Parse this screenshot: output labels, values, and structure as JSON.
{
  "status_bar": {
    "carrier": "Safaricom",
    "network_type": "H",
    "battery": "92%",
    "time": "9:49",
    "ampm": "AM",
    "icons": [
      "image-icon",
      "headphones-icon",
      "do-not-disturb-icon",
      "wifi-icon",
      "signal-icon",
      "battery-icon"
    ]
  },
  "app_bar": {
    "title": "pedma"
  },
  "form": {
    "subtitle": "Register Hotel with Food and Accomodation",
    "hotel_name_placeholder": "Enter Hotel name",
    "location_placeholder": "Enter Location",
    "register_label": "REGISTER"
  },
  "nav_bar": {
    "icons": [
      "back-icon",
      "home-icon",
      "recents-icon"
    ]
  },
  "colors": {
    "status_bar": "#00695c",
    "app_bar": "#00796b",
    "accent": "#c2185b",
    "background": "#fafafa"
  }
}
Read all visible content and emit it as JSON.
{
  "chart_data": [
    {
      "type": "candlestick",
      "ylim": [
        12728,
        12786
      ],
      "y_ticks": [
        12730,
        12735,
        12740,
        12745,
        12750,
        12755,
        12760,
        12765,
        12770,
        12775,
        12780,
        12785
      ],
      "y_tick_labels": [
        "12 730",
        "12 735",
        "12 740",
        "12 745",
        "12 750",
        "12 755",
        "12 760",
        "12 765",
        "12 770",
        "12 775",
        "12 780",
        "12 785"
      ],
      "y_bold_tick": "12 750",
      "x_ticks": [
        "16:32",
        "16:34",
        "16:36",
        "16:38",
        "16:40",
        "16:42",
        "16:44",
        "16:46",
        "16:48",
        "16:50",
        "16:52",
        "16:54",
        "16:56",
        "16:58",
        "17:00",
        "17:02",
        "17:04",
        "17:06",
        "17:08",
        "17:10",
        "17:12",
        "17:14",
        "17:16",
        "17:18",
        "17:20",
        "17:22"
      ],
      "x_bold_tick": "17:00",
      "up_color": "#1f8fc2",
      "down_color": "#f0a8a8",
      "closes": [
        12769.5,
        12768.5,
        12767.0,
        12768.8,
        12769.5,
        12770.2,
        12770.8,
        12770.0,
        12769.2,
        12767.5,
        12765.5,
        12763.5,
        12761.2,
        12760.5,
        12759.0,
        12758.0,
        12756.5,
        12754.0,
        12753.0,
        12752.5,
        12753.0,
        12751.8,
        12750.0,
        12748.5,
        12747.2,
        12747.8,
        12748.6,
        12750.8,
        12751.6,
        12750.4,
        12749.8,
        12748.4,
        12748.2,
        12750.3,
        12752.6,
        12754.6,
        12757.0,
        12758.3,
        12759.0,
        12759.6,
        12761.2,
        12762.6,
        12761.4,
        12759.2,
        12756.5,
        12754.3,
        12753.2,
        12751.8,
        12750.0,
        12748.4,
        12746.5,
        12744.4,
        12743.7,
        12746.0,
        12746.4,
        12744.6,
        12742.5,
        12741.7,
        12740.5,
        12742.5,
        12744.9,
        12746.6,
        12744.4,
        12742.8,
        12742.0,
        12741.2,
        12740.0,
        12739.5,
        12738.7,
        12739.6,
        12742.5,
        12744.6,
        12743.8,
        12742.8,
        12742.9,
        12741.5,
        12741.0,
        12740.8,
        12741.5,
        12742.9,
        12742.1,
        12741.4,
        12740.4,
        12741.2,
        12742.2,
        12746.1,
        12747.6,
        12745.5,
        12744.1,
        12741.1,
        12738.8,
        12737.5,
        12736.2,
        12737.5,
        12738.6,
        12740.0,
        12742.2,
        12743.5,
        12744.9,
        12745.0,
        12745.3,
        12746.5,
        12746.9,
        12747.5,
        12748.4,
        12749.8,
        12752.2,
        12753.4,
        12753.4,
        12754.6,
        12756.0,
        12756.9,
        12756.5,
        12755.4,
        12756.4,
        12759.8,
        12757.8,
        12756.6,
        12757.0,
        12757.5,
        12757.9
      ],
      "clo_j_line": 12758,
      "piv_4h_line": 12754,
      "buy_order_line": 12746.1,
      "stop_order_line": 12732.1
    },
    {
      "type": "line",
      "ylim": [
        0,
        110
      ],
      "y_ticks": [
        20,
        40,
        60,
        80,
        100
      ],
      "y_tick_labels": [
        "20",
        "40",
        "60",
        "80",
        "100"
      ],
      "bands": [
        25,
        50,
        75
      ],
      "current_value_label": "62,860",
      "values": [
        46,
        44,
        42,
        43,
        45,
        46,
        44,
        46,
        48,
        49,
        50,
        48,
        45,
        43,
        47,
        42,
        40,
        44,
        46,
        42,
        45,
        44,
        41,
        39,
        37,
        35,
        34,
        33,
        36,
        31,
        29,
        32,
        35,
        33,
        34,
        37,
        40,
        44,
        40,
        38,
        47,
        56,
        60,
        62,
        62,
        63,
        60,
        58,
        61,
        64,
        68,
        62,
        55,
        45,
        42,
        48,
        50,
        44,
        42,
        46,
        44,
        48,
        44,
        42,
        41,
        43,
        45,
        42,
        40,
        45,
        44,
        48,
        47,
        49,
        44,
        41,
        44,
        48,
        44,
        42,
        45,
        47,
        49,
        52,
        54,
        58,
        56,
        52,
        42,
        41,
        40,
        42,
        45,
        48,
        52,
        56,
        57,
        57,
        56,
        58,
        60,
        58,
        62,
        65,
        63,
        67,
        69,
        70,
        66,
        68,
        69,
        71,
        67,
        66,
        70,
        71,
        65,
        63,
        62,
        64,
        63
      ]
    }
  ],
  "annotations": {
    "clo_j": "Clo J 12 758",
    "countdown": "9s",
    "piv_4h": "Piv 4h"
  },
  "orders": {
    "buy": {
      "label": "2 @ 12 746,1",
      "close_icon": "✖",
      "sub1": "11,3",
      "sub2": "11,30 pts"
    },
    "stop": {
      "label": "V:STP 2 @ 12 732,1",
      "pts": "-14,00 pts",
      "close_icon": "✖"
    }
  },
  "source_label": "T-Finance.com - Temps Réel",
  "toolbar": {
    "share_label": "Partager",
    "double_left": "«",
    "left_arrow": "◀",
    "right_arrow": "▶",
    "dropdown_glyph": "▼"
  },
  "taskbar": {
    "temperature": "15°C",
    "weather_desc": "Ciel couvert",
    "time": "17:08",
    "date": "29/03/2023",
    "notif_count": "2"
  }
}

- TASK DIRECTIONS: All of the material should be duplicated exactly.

- TASK RESULT:
Parse this screenshot: output labels, values, and structure as JSON.
{
  "status_bar": {
    "carrier": "Safaricom",
    "network_type": "H",
    "battery": "92%",
    "time": "9:49",
    "ampm": "AM",
    "icons": [
      "image-icon",
      "headphones-icon",
      "do-not-disturb-icon",
      "wifi-icon",
      "signal-icon",
      "battery-icon"
    ]
  },
  "app_bar": {
    "title": "pedma"
  },
  "form": {
    "subtitle": "Register Hotel with Food and Accomodation",
    "hotel_name_placeholder": "Enter Hotel name",
    "location_placeholder": "Enter Location",
    "register_label": "REGISTER"
  },
  "nav_bar": {
    "icons": [
      "back-icon",
      "home-icon",
      "recents-icon"
    ]
  },
  "colors": {
    "status_bar": "#00695c",
    "app_bar": "#00796b",
    "accent": "#c2185b",
    "background": "#fafafa"
  }
}
Read all visible content and emit it as JSON.
{
  "chart_data": [
    {
      "type": "candlestick",
      "ylim": [
        12728,
        12786
      ],
      "y_ticks": [
        12730,
        12735,
        12740,
        12745,
        12750,
        12755,
        12760,
        12765,
        12770,
        12775,
        12780,
        12785
      ],
      "y_tick_labels": [
        "12 730",
        "12 735",
        "12 740",
        "12 745",
        "12 750",
        "12 755",
        "12 760",
        "12 765",
        "12 770",
        "12 775",
        "12 780",
        "12 785"
      ],
      "y_bold_tick": "12 750",
      "x_ticks": [
        "16:32",
        "16:34",
        "16:36",
        "16:38",
        "16:40",
        "16:42",
        "16:44",
        "16:46",
        "16:48",
        "16:50",
        "16:52",
        "16:54",
        "16:56",
        "16:58",
        "17:00",
        "17:02",
        "17:04",
        "17:06",
        "17:08",
        "17:10",
        "17:12",
        "17:14",
        "17:16",
        "17:18",
        "17:20",
        "17:22"
      ],
      "x_bold_tick": "17:00",
      "up_color": "#1f8fc2",
      "down_color": "#f0a8a8",
      "closes": [
        12769.5,
        12768.5,
        12767.0,
        12768.8,
        12769.5,
        12770.2,
        12770.8,
        12770.0,
        12769.2,
        12767.5,
        12765.5,
        12763.5,
        12761.2,
        12760.5,
        12759.0,
        12758.0,
        12756.5,
        12754.0,
        12753.0,
        12752.5,
        12753.0,
        12751.8,
        12750.0,
        12748.5,
        12747.2,
        12747.8,
        12748.6,
        12750.8,
        12751.6,
        12750.4,
        12749.8,
        12748.4,
        12748.2,
        12750.3,
        12752.6,
        12754.6,
        12757.0,
        12758.3,
        12759.0,
        12759.6,
        12761.2,
        12762.6,
        12761.4,
        12759.2,
        12756.5,
        12754.3,
        12753.2,
        12751.8,
        12750.0,
        12748.4,
        12746.5,
        12744.4,
        12743.7,
        12746.0,
        12746.4,
        12744.6,
        12742.5,
        12741.7,
        12740.5,
        12742.5,
        12744.9,
        12746.6,
        12744.4,
        12742.8,
        12742.0,
        12741.2,
        12740.0,
        12739.5,
        12738.7,
        12739.6,
        12742.5,
        12744.6,
        12743.8,
        12742.8,
        12742.9,
        12741.5,
        12741.0,
        12740.8,
        12741.5,
        12742.9,
        12742.1,
        12741.4,
        12740.4,
        12741.2,
        12742.2,
        12746.1,
        12747.6,
        12745.5,
        12744.1,
        12741.1,
        12738.8,
        12737.5,
        12736.2,
        12737.5,
        12738.6,
        12740.0,
        12742.2,
        12743.5,
        12744.9,
        12745.0,
        12745.3,
        12746.5,
        12746.9,
        12747.5,
        12748.4,
        12749.8,
        12752.2,
        12753.4,
        12753.4,
        12754.6,
        12756.0,
        12756.9,
        12756.5,
        12755.4,
        12756.4,
        12759.8,
        12757.8,
        12756.6,
        12757.0,
        12757.5,
        12757.9
      ],
      "clo_j_line": 12758,
      "piv_4h_line": 12754,
      "buy_order_line": 12746.1,
      "stop_order_line": 12732.1
    },
    {
      "type": "line",
      "ylim": [
        0,
        110
      ],
      "y_ticks": [
        20,
        40,
        60,
        80,
        100
      ],
      "y_tick_labels": [
        "20",
        "40",
        "60",
        "80",
        "100"
      ],
      "bands": [
        25,
        50,
        75
      ],
      "current_value_label": "62,860",
      "values": [
        46,
        44,
        42,
        43,
        45,
        46,
        44,
        46,
        48,
        49,
        50,
        48,
        45,
        43,
        47,
        42,
        40,
        44,
        46,
        42,
        45,
        44,
        41,
        39,
        37,
        35,
        34,
        33,
        36,
        31,
        29,
        32,
        35,
        33,
        34,
        37,
        40,
        44,
        40,
        38,
        47,
        56,
        60,
        62,
        62,
        63,
        60,
        58,
        61,
        64,
        68,
        62,
        55,
        45,
        42,
        48,
        50,
        44,
        42,
        46,
        44,
        48,
        44,
        42,
        41,
        43,
        45,
        42,
        40,
        45,
        44,
        48,
        47,
        49,
        44,
        41,
        44,
        48,
        44,
        42,
        45,
        47,
        49,
        52,
        54,
        58,
        56,
        52,
        42,
        41,
        40,
        42,
        45,
        48,
        52,
        56,
        57,
        57,
        56,
        58,
        60,
        58,
        62,
        65,
        63,
        67,
        69,
        70,
        66,
        68,
        69,
        71,
        67,
        66,
        70,
        71,
        65,
        63,
        62,
        64,
        63
      ]
    }
  ],
  "annotations": {
    "clo_j": "Clo J 12 758",
    "countdown": "9s",
    "piv_4h": "Piv 4h"
  },
  "orders": {
    "buy": {
      "label": "2 @ 12 746,1",
      "close_icon": "✖",
      "sub1": "11,3",
      "sub2": "11,30 pts"
    },
    "stop": {
      "label": "V:STP 2 @ 12 732,1",
      "pts": "-14,00 pts",
      "close_icon": "✖"
    }
  },
  "source_label": "T-Finance.com - Temps Réel",
  "toolbar": {
    "share_label": "Partager",
    "double_left": "«",
    "left_arrow": "◀",
    "right_arrow": "▶",
    "dropdown_glyph": "▼"
  },
  "taskbar": {
    "temperature": "15°C",
    "weather_desc": "Ciel couvert",
    "time": "17:08",
    "date": "29/03/2023",
    "notif_count": "2"
  }
}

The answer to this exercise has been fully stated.